  • Shovels.
  • A good EDC knife (or two or three) for each family member that can use it.
  • A good set of general knives for cooking and preparing meals.
  • A good knife sharpening stone.
  • Box cutter.
  • Essential garden tools. Small shovels, rakes, etc.
  • Electrical diagnostic tools, such as test lights
  • Soldering gun for electrical repair
  • Basic blacksmithing tools
  • Seamstress-related items. Thread and needles, etc.
Quality Battery-powered Tools
  • Standard drill for boring holes or installing screws.
  • 1⁄4 impact driver
  • 4 1/2-5” Grinder.
  • Circular saw.
  • Possibly a reciprocating saw, as they are very useful for all kinds of cutting.
  • Spare batteries.
  • Because these are battery-powered consider a method to recharging them if the grid is unavailable.
  • Any of many others available depending on your needs.
Consumables, Engine Maintenance, Other
  • Pens, Pencils, paper
  • Filters for your primary vehicles (oil, fuel, air)
  • Filters for any other modes of transportation. Motorcycles, side by sides, quads
  • Filters for any small engine you may need to employ (Chainsaws, Brush Cutters, Generators).
  • Spark plugs for all your small engines
  • Spare parts for all your small engines. Many of these have small parts that tend to wear out or break. Keep a supply on hand.
  • An extra oil change or two for all small engines, as well as your primary vehicles.
  • Drill drivers, and bits.
  • Grinder discs, both for cutting and grinding
  • Spare wire in many sizes. 12 and 14 gauge for home wiring. 16 gauge and smaller for all the smaller maintenance tasks
  • Tape. Aluminum duct repair tape, Duck tape, masking, electrical, etc.
  • Solder for electrical repair.
  • Electrical connectors.
  • Gloves. Everyday purpose, leather gloves.
  • Blades for your box cutter knife.
  • Reciprocating saw blades.
  • Circular saw blades.
  • Chainsaw blade spares.
  • Files for your chainsaw blades. You would be amazed at how long a maintained and sharpened chain will last you.
  • A spare bar for your chainsaw.
  • Some good metal trash cans that can be used not only for storing items, but even making a basic Faraday cage for sensitive electronic items.
  • Thread for clothing repair.
  • Buckets, buckets and more buckets. Useful for everything.
  • Lumber of all kinds. 8 foot 2×4’s are endless in what they can do for you, but get treated lumber for outdoor projects. Sheet goods like some spare 7/16 OSB, T- 111 siding or 4×4 and 6×6 treated posts are also great for things you may need to build around your property.
  • Consider stocking up on fertilizer if you have or plan to have a garden.

Having items like these not only enables you to complete your job more quickly and give you a sense of being prepared if and when smaller things are not available anymore, it will save you money in the long term as prices continue to rise. Not to mention miles on your car and gas in your tank.
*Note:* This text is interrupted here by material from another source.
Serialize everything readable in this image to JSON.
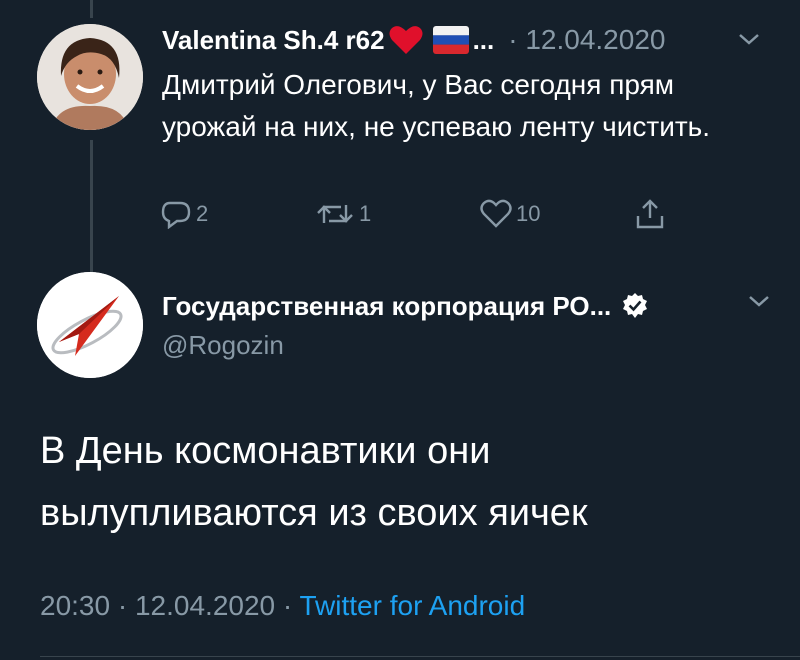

The Alpha Strategy in action really. You may even be able to trade spares for other necessities you have when it is needed.

As you start to build your inventory or supplies, the next of advice I would give someone is to do more than pull up an online video and watch how something is done or made. Do it yourself, make it yourself. Learn how to make the tool or thing you need to accomplish something. That knowledge will never leave you and give you the chance to teach your children the same thing. If TEOTWAWKI happened tomorrow, what skills do you think would be the most valuable? I can tell you it’s not going to be how to play a video game. It’s going to be real skills that produce something, not consume. Skills like basic blacksmithing, welding, carpentry or building essentials. Its skills like growing your own food and preparing it. Skills like marksmanship, gun and rifle maintenance. These skills empowered our grandparents and great-grandparents to create the foundations of our modern society, and I can’t recommend enough spending some time to learn them, even at a very basic level. I promise you it will inform and empower you like nothing ever has.
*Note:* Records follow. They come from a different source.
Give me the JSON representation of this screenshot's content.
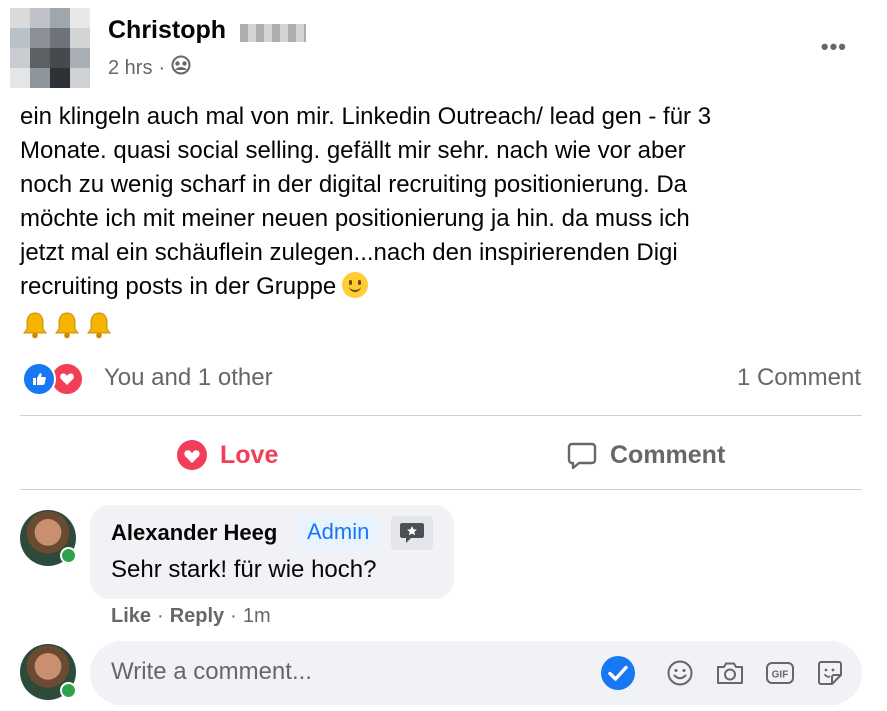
{
  "post": {
    "author": "Christoph",
    "time": "2 hrs",
    "audience_icon": "group-icon",
    "more_label": "•••",
    "text_lines": [
      "ein klingeln auch mal von mir. Linkedin Outreach/ lead gen - für 3",
      "Monate. quasi social selling. gefällt mir sehr. nach wie vor aber",
      "noch zu wenig scharf in der digital recruiting positionierung. Da",
      "möchte ich mit meiner neuen positionierung ja hin. da muss ich",
      "jetzt mal ein schäuflein zulegen...nach den inspirierenden Digi",
      "recruiting posts in der Gruppe"
    ],
    "bell_emojis": [
      "bell-icon",
      "bell-icon",
      "bell-icon"
    ]
  },
  "reactions": {
    "summary": "You and 1 other",
    "comment_count": "1 Comment"
  },
  "actions": {
    "love_label": "Love",
    "comment_label": "Comment"
  },
  "comment": {
    "author": "Alexander Heeg",
    "badge": "Admin",
    "text": "Sehr stark! für wie hoch?",
    "like_label": "Like",
    "reply_label": "Reply",
    "time": "1m",
    "separator": "·"
  },
  "composer": {
    "placeholder": "Write a comment..."
  },
  "colors": {
    "like_blue": "#1877f2",
    "love_red": "#f33e58",
    "online_green": "#31a24c",
    "bubble_gray": "#f0f2f5",
    "secondary_text": "#65676b"
  }
}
There is so much more I could share, but I hope I have helped to inspire a strategy and ideas as you prepare for what is coming. God bless.